• Problem statement:
The entries follow. Copy every line in which "label" appears.

[Data about app and page elements]
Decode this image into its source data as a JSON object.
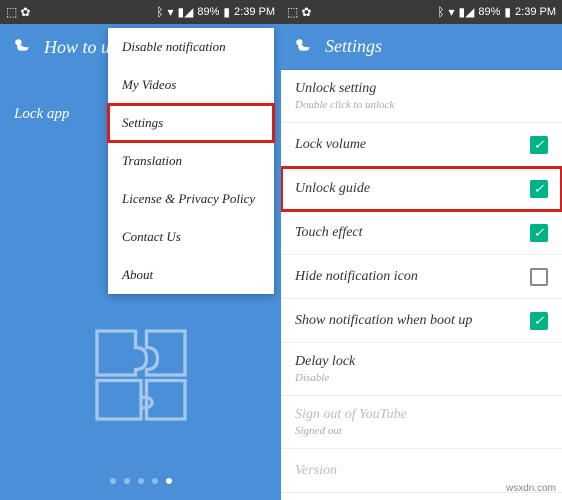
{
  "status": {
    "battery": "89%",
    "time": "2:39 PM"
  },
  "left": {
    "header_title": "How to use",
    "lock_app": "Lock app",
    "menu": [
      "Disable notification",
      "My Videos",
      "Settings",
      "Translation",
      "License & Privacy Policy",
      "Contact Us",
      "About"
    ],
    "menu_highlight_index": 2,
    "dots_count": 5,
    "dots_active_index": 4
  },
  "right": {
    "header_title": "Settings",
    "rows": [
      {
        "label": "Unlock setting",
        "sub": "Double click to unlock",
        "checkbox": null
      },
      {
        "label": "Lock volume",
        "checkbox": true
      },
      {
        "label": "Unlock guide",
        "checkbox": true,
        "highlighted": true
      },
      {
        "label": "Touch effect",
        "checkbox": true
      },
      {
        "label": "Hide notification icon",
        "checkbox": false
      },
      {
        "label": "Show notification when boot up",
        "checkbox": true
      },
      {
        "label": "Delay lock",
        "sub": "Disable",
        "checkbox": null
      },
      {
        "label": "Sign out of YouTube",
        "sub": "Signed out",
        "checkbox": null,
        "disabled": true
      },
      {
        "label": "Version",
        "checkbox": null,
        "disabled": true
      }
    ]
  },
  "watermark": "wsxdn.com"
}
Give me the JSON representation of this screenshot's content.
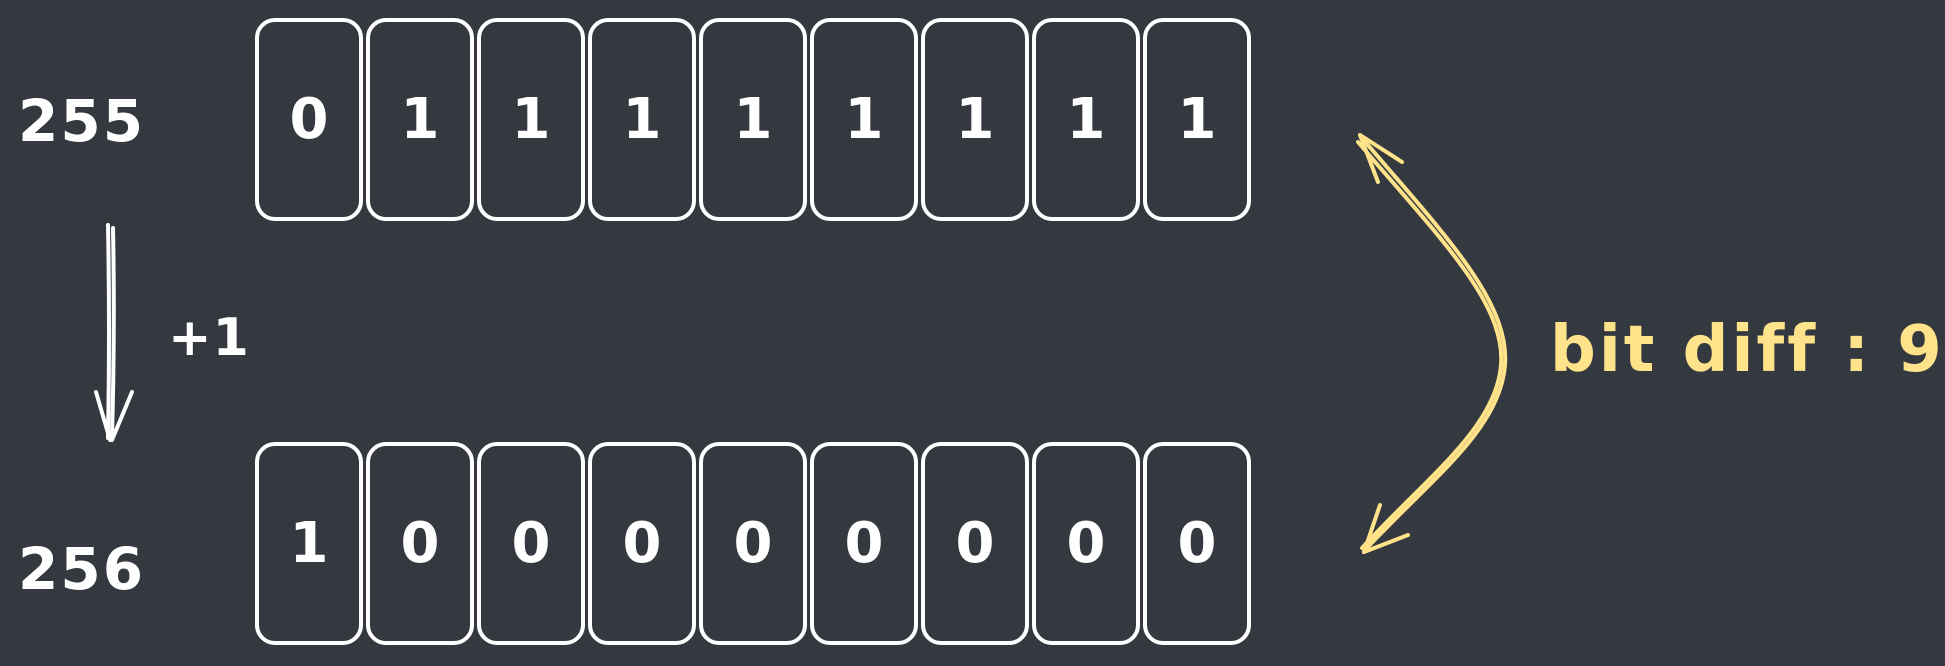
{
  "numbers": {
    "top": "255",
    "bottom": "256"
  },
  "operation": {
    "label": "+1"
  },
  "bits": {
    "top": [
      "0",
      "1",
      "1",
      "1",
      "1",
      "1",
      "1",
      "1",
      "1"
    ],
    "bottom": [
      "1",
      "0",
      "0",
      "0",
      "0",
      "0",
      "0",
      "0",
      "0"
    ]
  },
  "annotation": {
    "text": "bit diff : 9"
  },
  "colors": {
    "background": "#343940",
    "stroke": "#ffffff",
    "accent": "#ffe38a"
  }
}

• Your solution:
        "label": "Unlock setting",
        "label": "Lock volume",
        "label": "Unlock guide",
        "label": "Touch effect",
        "label": "Hide notification icon",
        "label": "Show notification when boot up",
        "label": "Delay lock",
        "label": "Sign out of YouTube",
        "label": "Version",
    "label": "+1"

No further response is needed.